## Dataset entries
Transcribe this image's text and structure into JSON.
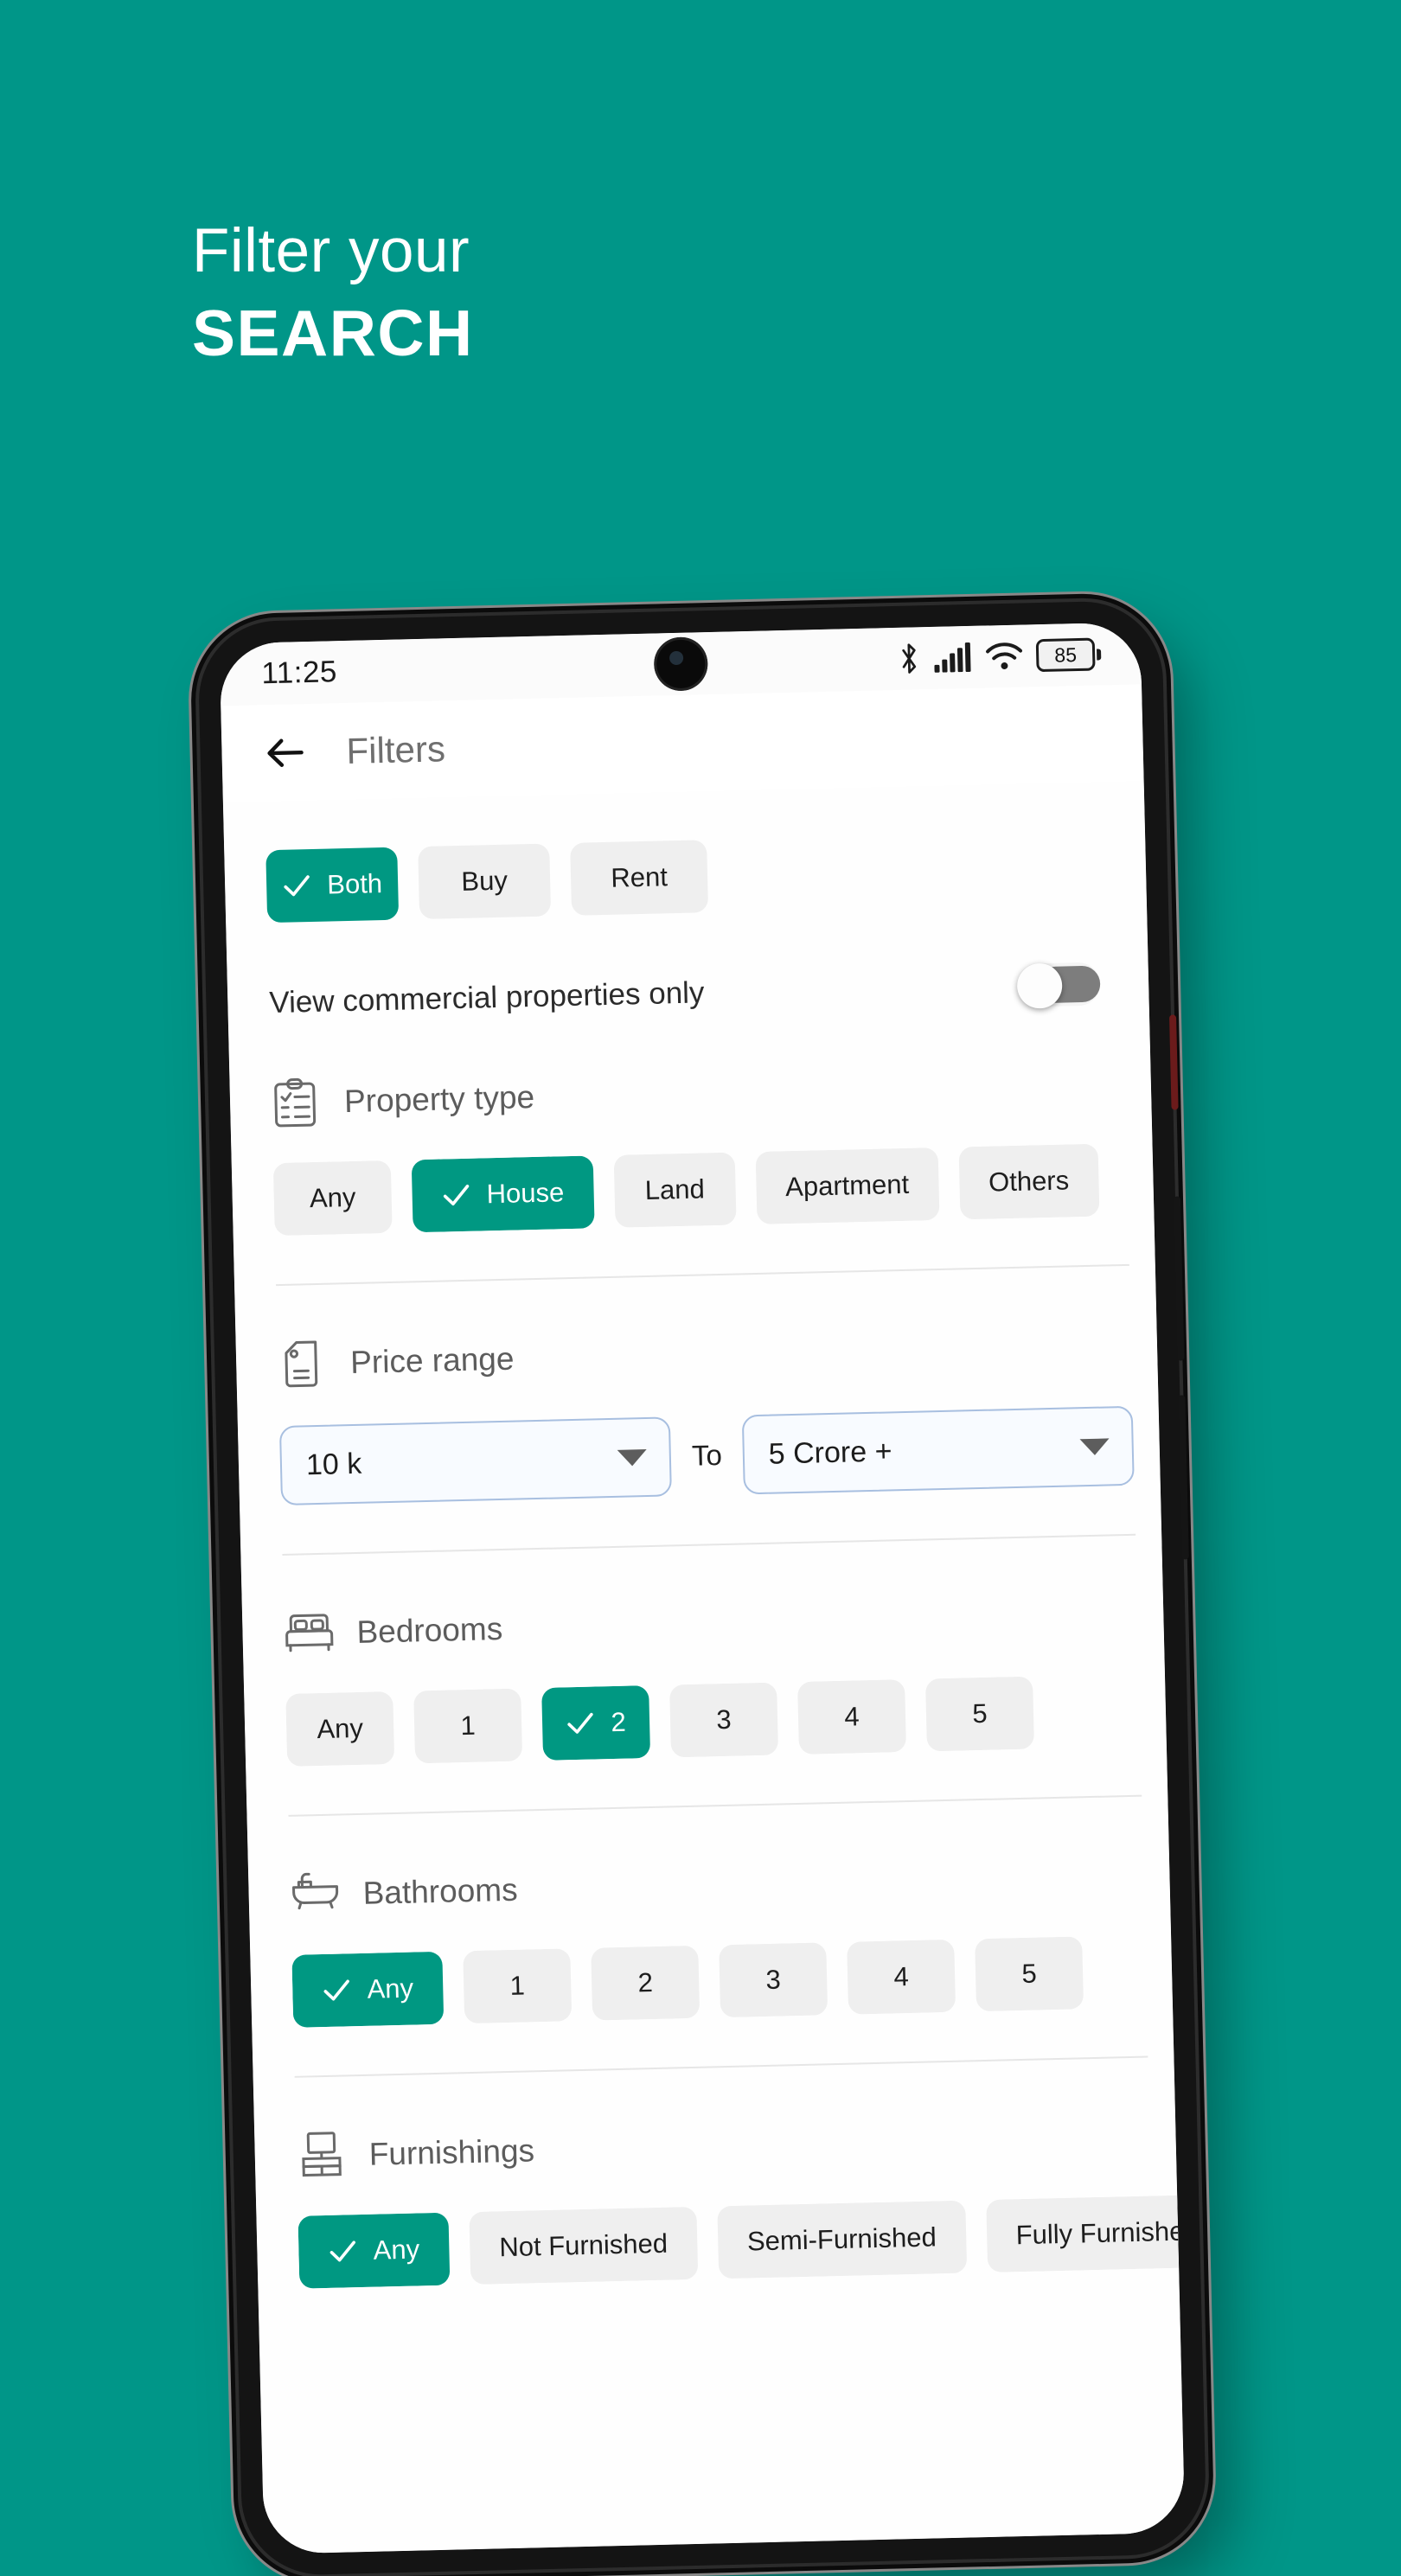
{
  "promo": {
    "line1": "Filter your",
    "line2": "SEARCH"
  },
  "theme": {
    "background": "#009688",
    "accent": "#009882",
    "chip_bg": "#efefef",
    "dropdown_border": "#a8bfe0"
  },
  "statusbar": {
    "time": "11:25",
    "battery_percent": "85",
    "icons": [
      "bluetooth-icon",
      "signal-icon",
      "wifi-icon",
      "battery-icon"
    ]
  },
  "appbar": {
    "back_icon": "back-arrow-icon",
    "title": "Filters"
  },
  "listing_type": {
    "options": [
      {
        "label": "Both",
        "selected": true
      },
      {
        "label": "Buy",
        "selected": false
      },
      {
        "label": "Rent",
        "selected": false
      }
    ]
  },
  "commercial_toggle": {
    "label": "View commercial properties only",
    "state": "off"
  },
  "property_type": {
    "icon": "clipboard-checklist-icon",
    "title": "Property type",
    "options": [
      {
        "label": "Any",
        "selected": false
      },
      {
        "label": "House",
        "selected": true
      },
      {
        "label": "Land",
        "selected": false
      },
      {
        "label": "Apartment",
        "selected": false
      },
      {
        "label": "Others",
        "selected": false
      }
    ]
  },
  "price_range": {
    "icon": "price-tag-icon",
    "title": "Price range",
    "min_value": "10 k",
    "separator": "To",
    "max_value": "5 Crore +"
  },
  "bedrooms": {
    "icon": "bed-icon",
    "title": "Bedrooms",
    "options": [
      {
        "label": "Any",
        "selected": false
      },
      {
        "label": "1",
        "selected": false
      },
      {
        "label": "2",
        "selected": true
      },
      {
        "label": "3",
        "selected": false
      },
      {
        "label": "4",
        "selected": false
      },
      {
        "label": "5",
        "selected": false
      }
    ]
  },
  "bathrooms": {
    "icon": "bathtub-icon",
    "title": "Bathrooms",
    "options": [
      {
        "label": "Any",
        "selected": true
      },
      {
        "label": "1",
        "selected": false
      },
      {
        "label": "2",
        "selected": false
      },
      {
        "label": "3",
        "selected": false
      },
      {
        "label": "4",
        "selected": false
      },
      {
        "label": "5",
        "selected": false
      }
    ]
  },
  "furnishings": {
    "icon": "furniture-icon",
    "title": "Furnishings",
    "options": [
      {
        "label": "Any",
        "selected": true
      },
      {
        "label": "Not Furnished",
        "selected": false
      },
      {
        "label": "Semi-Furnished",
        "selected": false
      },
      {
        "label": "Fully Furnished",
        "selected": false
      }
    ]
  }
}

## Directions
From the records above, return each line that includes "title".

## Answer space
    "title": "Filters"
    "title": "Property type",
    "title": "Price range",
    "title": "Bedrooms",
    "title": "Bathrooms",
    "title": "Furnishings",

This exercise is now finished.